True, but he did.

>>> P 08/24/15 4:20 PM >>>
And if Eliot hadn't written TWL we probably wouldn't have the critics or
the biographers either. 

On 24 Aug 2015 12:36 pm, Nancy Gish wrote:

If you think Lyndall Gordon and Peter Ackroyd and Robert Crawford are
parasites, fine. But biographies are about lives, not just poems, so if
you write a biography, you write about the life. And lives do deeply
affect what an author writes. Had Eliot not spent summers on the Mass.
coast and sailed up past Maine to the straits of Belle Isle, we would
almost certainly not have those powerful images at the end of
"Gerontion" or the haunting ones in "Marina" or the fishmen who "lounge
at noon" or the Dry Salvages. "Marina" describes the ocean off the coast
of Maine; it's very vivid and accurate. Eliot sailed there. I live
there, and it is accurate and evocative. The idea that poems come out of
nothing experienced by the poet makes no sense.

No one ever suggested conversion by the way.

>>> P 08/24/15 3:07 PM >>>
It is much preferable to look at the facts & ignore the opinion, based
or baseless. Even more preferable is focusing on the poetry & leaving
the rest for the parasites to crawl all over each other about. 
I wonder if Eliot's antisemitic streak ever converted anyone to
antisemitism. BTW, antisemitism includes all the Semites, not just the
Jews, does it not?

On 24 Aug 2015 11:49 am, Nancy Gish wrote:

No it isn't. Some opinions are based on facts and some are just
speculation. Readers need to sift those, not just assume the truthiness
is all.

>>> P 08/24/15 2:46 PM >>>
It's all a matter of opinion anyway. 
On 24 Aug 2015 7:33 am, Nancy Gish wrote:

Much of this review is generally knowledgeable and useful, but it ends
on a weird note. A biography is by definition the story of a life, and
it is not meant to be "finished" and "polished" at the expense of the
life itself. Anyone who has read Eliot's harshly negative comments on
women writers or his poetry on Fresca and the disgusting Bolo and "Gross
Lulu" poems, let alone the facts of his relations with Emily Hale,
Vivienne, and Mary Trevelyan would be a bit surprised to know that
gender is of passing interest.
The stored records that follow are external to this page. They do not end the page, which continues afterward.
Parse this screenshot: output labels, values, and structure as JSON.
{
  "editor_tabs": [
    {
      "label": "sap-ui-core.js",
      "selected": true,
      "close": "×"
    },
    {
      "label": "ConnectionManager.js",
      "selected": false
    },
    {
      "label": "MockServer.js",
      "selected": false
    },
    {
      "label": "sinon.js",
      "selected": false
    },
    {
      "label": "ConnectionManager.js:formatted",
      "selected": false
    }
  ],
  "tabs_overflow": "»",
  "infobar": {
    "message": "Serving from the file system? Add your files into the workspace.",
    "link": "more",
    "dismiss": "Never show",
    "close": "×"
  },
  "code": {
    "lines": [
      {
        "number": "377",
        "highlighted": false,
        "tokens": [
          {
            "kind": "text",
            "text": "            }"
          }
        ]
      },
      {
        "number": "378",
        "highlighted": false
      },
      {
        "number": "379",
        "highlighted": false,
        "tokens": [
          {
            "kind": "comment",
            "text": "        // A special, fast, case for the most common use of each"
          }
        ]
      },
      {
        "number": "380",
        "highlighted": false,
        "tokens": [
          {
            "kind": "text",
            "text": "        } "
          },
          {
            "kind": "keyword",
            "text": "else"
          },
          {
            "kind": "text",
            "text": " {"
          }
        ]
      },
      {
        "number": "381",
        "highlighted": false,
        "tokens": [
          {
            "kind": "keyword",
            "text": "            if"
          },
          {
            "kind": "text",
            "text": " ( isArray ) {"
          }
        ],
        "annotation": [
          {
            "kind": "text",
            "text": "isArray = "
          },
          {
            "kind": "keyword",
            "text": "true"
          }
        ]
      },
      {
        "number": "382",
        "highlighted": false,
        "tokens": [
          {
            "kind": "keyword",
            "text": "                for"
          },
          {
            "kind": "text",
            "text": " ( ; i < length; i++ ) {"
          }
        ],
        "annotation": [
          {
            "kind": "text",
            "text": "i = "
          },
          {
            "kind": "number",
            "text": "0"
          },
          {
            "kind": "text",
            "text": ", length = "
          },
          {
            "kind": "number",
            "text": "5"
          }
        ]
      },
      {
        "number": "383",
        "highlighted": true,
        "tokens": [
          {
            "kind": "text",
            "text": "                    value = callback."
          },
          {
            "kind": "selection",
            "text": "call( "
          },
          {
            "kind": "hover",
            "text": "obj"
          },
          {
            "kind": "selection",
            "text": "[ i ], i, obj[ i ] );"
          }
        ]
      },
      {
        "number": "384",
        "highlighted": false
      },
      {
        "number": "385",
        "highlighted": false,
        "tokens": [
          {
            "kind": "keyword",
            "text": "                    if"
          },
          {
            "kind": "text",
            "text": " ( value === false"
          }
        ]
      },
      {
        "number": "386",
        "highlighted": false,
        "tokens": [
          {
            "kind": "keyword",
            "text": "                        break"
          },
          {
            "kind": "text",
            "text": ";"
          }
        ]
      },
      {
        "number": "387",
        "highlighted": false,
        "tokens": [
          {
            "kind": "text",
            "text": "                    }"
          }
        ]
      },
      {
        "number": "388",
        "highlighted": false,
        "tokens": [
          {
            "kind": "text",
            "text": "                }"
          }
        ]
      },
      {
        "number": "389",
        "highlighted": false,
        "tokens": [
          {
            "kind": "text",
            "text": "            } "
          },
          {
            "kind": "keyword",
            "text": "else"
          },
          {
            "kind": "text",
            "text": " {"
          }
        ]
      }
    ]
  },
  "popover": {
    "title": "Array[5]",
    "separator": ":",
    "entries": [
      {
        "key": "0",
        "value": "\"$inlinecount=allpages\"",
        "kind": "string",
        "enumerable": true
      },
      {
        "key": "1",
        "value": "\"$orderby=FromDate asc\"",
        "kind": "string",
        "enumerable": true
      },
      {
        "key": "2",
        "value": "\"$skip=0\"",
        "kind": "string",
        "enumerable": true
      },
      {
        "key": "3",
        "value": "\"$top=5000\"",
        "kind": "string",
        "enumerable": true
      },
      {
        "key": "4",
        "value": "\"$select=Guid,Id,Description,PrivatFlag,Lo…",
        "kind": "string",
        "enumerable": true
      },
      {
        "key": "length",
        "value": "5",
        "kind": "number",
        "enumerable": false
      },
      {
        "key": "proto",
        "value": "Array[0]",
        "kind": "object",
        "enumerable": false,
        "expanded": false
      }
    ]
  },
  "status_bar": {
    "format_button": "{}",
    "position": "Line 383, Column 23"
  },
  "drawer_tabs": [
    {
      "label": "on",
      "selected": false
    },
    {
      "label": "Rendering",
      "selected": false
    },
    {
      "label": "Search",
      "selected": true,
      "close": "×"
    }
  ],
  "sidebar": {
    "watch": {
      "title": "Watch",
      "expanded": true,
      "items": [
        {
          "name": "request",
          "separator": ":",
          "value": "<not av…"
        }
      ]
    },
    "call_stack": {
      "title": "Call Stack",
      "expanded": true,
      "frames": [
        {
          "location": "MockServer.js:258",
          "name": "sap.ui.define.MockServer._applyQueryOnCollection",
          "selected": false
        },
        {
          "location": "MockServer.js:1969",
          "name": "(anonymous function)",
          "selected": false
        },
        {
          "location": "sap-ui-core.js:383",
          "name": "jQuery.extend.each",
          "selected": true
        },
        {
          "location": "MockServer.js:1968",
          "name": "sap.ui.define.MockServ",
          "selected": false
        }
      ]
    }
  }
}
And anyone who has read After Strange
Gods or the lifelong influence of Charles Maurras would find exclusion
of the issue of Jews simply dishonest. There is no need at all to look
to other scholars--though ignoring Lyndall Gordon, or Ken Ascher on
Maurras, would be a failure in itself--to find gender and anti-Semitism
as issues. One need only read Eliot's own writings.

To call this a miscue is to call for idealizion, not biography. And to
object to other scholars in a scholarly biography is equally strange.
Wilson is a professor and lacks an excuse for such misguided remarks.

"Crawford’s one serious miscue here is his being too attuned to all
this: He frequently lingers on questions of “gender” and Eliot’s view of
Jews, as if looking over his shoulder at the assertions of scholars
rather than keeping his eye trained on the details of the poet’s life.
This gives Young Eliot, at times, the feel of a monograph of passing
interest rather than an effort to present the finished, polished story
of Eliot’s life. A few slips into jargon and the occasional direct
references to the work of other scholars, which should have been
reserved for the endnotes, contribute to this feeling."

>>> Chanan Mittal 08/24/15 9:44 AM >>>
Poet in Embryo
Old Possum’s formative years.
The Weekly Standard 
Aug 10, 2015